|Start Page Number:||108|
|End Page Number:||149|
|Publication Date:||Feb 2017|
|Authors:||Lee Deishin, Ata Baris, Tongarlak Mustafa Hayri|
|Keywords:||decision, agriculture & food, inventory: order policies, retailing|
The fresh produce supply chain is characterized by large (mainstream) farms that are located far from consumers, and capacity‐constrained (local) farms that are located close to the consumer. In this setting, we study: (i) how leadtime and capacity asymmetry between mainstream and local farms affect a retail grocer's order policy for fresh produce, and (ii) how various operational mechanisms can increase the amount sourced from local farms. We show that this supply chain structure is disadvantageous for local suppliers (farms) because it induces the retailer to treat the local supply as a de facto responsive supply without paying a premium for the responsiveness. This disadvantage is exacerbated when the retailer's objective is to achieve a high service level. We study three mechanisms that can improve conditions for local farms: working with an intermediary, backhauling, and a retail order policy, purchase guarantee, that explicitly supports local farms. The intermediary and backhauling mechanisms help the local farm by making local supply more attractive to the retailer, inducing her to order more locally sourced produce.
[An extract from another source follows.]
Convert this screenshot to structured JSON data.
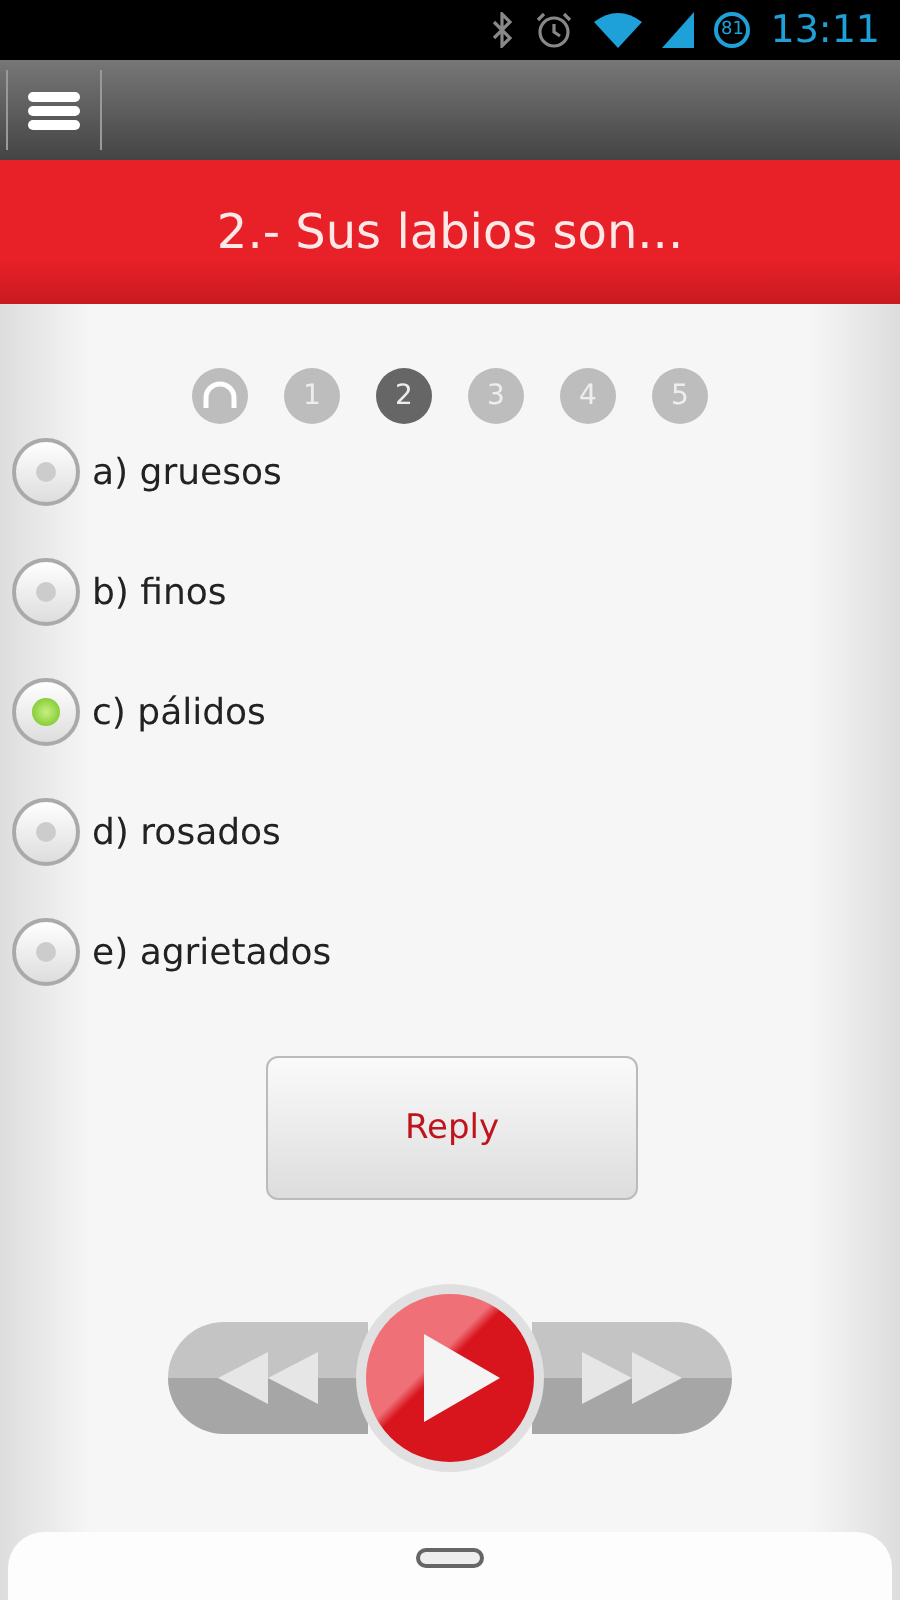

The intermediary reduces the retailer's overstock and stockout costs whereas backhauling increases the average margin. The purchase guarantee order policy helps local farms at the expense of retail profit. However, we show that purchase guarantee and backhauling are complementary mechanisms that together can benefit the retailer and local farms.